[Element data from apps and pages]
****************
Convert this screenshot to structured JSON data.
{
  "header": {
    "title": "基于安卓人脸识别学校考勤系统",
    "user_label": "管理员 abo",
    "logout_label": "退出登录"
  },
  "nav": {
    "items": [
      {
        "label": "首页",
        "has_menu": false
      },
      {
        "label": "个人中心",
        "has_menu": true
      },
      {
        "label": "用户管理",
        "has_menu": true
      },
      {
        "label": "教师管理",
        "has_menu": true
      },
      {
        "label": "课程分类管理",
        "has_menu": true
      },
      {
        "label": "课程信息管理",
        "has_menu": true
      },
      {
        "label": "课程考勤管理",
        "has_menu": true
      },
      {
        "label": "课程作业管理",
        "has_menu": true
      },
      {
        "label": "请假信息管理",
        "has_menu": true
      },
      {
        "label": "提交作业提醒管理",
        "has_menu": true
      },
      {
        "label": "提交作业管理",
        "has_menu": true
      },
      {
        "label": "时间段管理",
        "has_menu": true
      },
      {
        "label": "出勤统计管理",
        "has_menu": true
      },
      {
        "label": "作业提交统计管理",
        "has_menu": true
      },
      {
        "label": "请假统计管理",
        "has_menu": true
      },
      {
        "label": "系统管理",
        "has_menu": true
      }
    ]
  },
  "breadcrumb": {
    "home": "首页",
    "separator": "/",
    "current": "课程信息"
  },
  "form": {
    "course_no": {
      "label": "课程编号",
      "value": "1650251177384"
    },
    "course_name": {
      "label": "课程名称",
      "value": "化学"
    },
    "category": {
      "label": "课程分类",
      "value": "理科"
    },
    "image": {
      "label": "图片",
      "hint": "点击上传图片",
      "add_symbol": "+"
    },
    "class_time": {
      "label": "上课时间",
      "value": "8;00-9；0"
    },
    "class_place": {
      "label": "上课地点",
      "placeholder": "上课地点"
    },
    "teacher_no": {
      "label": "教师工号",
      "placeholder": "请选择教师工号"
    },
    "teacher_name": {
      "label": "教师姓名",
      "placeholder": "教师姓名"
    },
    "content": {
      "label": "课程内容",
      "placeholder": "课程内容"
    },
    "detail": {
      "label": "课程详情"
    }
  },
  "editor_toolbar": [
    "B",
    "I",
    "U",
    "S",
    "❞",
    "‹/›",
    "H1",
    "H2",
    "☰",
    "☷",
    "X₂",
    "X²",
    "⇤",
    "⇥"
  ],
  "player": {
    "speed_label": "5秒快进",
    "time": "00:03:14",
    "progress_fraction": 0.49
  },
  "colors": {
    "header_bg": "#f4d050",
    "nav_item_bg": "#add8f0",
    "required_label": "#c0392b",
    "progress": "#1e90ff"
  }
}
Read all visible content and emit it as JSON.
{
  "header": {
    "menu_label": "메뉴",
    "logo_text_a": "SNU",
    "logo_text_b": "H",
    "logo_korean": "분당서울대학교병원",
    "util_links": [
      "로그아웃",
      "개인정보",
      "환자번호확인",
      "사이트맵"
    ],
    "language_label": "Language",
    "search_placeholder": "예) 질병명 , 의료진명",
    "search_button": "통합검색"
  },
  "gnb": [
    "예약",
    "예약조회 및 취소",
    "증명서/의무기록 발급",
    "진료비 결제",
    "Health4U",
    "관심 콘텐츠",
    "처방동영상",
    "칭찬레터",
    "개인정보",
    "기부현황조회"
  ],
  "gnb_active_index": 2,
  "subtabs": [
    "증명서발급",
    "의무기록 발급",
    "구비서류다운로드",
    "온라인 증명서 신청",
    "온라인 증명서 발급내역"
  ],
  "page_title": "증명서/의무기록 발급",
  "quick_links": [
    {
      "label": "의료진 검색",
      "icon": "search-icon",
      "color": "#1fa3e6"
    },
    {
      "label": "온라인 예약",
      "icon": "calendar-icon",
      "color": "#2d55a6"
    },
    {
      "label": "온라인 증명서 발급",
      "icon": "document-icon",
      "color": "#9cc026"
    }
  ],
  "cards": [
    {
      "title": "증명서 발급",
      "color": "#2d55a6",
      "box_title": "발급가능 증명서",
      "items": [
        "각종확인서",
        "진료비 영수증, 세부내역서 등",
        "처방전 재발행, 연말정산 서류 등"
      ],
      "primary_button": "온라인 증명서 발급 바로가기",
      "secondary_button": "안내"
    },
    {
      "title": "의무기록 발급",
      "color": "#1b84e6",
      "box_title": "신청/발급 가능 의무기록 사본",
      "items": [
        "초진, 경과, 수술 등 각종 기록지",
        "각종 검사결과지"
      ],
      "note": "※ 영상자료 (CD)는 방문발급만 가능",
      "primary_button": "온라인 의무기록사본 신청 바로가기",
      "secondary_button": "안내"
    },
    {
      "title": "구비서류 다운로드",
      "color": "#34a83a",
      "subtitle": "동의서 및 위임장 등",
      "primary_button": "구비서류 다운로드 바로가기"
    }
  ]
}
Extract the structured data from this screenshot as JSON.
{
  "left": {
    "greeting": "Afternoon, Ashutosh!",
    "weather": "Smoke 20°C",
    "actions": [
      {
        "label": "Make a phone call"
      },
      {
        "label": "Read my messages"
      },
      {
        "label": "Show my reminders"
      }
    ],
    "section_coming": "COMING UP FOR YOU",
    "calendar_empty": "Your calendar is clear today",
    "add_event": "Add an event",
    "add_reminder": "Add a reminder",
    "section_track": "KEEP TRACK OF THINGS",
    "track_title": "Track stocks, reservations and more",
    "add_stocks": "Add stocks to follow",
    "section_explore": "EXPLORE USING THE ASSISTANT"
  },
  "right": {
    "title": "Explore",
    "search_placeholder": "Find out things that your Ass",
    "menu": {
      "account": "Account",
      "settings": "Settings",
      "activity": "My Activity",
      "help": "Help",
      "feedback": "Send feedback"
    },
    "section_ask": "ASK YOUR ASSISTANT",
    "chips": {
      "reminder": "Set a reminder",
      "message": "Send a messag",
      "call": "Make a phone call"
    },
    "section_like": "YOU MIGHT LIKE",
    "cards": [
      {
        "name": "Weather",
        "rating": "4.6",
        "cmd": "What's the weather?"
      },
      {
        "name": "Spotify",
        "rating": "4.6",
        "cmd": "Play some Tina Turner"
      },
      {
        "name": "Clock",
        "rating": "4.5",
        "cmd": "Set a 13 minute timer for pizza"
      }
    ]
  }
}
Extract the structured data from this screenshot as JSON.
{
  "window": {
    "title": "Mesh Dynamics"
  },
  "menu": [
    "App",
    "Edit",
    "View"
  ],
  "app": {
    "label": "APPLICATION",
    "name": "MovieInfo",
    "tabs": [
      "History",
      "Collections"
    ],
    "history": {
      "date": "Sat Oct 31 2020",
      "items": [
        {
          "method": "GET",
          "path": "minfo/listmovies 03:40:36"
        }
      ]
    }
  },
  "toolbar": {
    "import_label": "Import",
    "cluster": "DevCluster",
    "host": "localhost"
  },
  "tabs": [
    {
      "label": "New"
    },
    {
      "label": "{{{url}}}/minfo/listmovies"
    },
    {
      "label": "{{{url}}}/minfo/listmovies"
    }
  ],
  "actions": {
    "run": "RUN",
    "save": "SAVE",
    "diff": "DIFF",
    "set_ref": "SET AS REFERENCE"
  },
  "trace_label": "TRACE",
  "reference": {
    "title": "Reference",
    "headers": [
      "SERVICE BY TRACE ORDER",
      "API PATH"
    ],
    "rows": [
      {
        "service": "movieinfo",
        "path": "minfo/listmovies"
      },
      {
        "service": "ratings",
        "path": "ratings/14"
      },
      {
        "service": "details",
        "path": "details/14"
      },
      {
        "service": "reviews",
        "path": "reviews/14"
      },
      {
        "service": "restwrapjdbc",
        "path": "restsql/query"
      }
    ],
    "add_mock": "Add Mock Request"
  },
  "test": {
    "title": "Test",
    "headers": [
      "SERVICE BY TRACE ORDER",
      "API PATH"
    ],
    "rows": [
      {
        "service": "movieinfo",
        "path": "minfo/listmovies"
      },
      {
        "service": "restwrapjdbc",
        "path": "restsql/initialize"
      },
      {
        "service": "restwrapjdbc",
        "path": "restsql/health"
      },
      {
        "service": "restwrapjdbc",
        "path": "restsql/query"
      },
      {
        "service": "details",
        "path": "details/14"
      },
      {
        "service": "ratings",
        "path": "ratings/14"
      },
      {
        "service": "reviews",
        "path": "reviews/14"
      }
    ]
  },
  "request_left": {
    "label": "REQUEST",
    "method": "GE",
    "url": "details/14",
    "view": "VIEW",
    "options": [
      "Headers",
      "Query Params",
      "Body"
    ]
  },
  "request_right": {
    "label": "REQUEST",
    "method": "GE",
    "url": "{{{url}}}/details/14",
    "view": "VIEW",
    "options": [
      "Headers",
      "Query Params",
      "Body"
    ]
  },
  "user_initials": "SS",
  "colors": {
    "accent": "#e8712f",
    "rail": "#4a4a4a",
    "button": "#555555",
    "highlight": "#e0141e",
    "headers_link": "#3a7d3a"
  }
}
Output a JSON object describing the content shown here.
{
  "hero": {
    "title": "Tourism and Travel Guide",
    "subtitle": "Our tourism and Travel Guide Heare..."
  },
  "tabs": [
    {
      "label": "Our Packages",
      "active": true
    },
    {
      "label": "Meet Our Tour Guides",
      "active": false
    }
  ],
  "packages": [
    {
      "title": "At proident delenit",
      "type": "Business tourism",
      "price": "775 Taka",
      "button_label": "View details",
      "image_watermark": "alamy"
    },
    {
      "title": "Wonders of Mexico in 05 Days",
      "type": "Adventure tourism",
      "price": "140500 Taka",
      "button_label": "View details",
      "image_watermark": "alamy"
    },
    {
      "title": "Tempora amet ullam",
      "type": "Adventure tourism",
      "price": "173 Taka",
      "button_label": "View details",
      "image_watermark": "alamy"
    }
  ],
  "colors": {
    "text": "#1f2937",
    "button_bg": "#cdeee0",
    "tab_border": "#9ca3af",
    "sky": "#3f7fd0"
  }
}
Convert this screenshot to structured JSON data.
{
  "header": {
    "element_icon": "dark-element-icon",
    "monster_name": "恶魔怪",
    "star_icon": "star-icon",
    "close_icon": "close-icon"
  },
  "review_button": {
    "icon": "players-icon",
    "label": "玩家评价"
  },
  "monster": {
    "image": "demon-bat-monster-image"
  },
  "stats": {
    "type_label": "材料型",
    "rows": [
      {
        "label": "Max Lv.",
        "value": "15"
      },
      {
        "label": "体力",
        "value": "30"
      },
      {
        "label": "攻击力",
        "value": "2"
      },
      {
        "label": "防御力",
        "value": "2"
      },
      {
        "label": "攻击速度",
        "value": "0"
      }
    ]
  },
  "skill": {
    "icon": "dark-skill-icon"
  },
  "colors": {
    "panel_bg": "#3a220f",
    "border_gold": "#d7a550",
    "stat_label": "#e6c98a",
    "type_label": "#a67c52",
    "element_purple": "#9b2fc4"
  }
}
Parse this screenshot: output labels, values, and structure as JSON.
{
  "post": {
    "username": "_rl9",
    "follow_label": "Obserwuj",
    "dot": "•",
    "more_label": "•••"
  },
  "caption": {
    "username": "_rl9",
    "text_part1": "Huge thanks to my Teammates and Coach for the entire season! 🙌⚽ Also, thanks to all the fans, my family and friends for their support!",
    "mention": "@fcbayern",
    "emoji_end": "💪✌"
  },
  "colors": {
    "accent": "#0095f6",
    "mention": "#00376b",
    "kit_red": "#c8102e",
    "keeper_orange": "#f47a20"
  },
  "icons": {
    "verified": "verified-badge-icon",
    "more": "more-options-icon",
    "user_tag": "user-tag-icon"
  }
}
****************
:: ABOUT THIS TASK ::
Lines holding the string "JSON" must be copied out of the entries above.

:: SOLVED PROBLEM ::
Convert this screenshot to structured JSON data.
Read all visible content and emit it as JSON.
Extract the structured data from this screenshot as JSON.
Extract the structured data from this screenshot as JSON.
Output a JSON object describing the content shown here.
Convert this screenshot to structured JSON data.
Parse this screenshot: output labels, values, and structure as JSON.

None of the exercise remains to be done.